The problem » What lines in the listing below hold the string "Nutzer"? Please copy them out.

Records to process »
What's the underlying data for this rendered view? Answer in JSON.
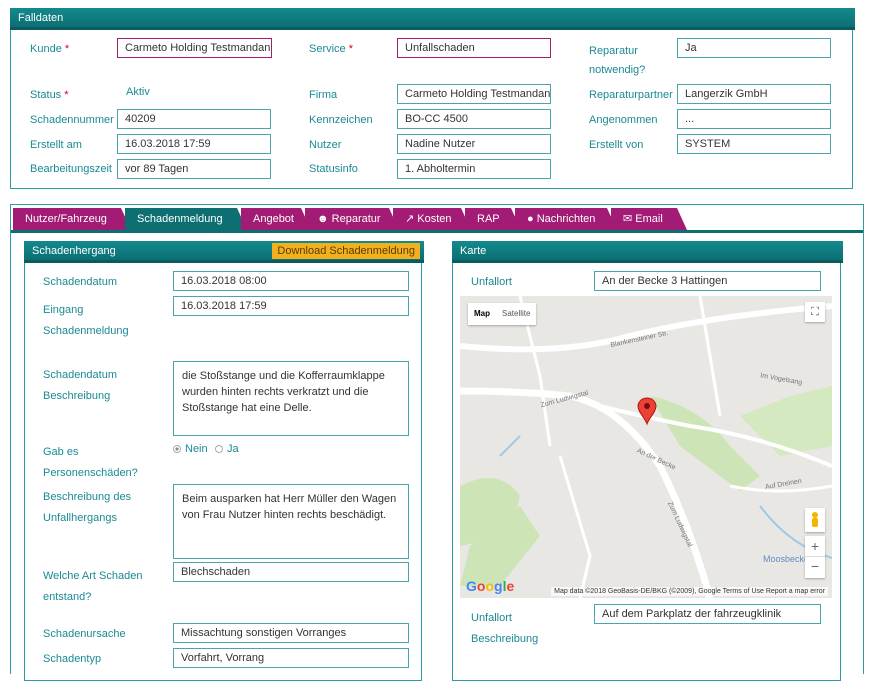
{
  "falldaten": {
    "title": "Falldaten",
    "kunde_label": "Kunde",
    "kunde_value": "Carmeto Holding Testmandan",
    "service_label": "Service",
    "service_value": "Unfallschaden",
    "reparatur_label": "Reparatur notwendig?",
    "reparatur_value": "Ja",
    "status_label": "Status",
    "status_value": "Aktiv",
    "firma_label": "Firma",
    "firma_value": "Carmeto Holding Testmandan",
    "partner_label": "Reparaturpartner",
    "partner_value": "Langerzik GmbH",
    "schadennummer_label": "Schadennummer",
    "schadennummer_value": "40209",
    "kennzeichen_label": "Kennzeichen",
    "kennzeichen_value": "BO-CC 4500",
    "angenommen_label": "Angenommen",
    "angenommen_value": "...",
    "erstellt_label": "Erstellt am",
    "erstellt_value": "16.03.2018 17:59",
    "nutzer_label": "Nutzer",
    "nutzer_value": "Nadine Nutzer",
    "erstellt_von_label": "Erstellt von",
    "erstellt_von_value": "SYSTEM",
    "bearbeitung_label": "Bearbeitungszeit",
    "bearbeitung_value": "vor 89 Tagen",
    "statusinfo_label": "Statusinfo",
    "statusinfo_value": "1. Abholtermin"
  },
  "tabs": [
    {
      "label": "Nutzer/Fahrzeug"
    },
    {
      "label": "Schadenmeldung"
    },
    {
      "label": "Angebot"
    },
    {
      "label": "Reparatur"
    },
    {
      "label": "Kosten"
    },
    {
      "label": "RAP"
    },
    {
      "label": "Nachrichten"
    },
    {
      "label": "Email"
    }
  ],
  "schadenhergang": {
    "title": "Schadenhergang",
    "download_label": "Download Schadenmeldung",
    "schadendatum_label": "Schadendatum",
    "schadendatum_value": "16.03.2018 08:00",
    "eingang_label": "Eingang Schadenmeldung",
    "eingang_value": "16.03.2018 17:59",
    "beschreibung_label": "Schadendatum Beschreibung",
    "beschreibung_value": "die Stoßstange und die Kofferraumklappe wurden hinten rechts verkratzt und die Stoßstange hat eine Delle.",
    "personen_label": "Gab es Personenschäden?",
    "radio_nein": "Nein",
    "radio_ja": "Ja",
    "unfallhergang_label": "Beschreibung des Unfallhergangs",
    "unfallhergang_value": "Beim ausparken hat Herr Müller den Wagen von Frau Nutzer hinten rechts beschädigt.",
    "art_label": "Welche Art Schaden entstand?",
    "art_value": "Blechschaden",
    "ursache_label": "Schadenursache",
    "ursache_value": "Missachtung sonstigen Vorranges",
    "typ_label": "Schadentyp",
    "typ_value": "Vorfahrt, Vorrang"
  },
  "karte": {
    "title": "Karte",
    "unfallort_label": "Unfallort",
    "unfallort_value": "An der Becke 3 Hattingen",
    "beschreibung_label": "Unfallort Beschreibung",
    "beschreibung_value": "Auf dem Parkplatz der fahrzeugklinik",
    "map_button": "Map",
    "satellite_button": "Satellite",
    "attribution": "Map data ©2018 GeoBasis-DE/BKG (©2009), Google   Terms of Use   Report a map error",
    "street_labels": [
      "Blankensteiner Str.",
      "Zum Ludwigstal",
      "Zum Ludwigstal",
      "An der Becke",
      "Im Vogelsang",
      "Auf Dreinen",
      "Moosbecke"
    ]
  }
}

Solved exercise »
    "nutzer_label": "Nutzer",
    "nutzer_value": "Nadine Nutzer",
      "label": "Nutzer/Fahrzeug"
    "unfallhergang_value": "Beim ausparken hat Herr Müller den Wagen von Frau Nutzer hinten rechts beschädigt.",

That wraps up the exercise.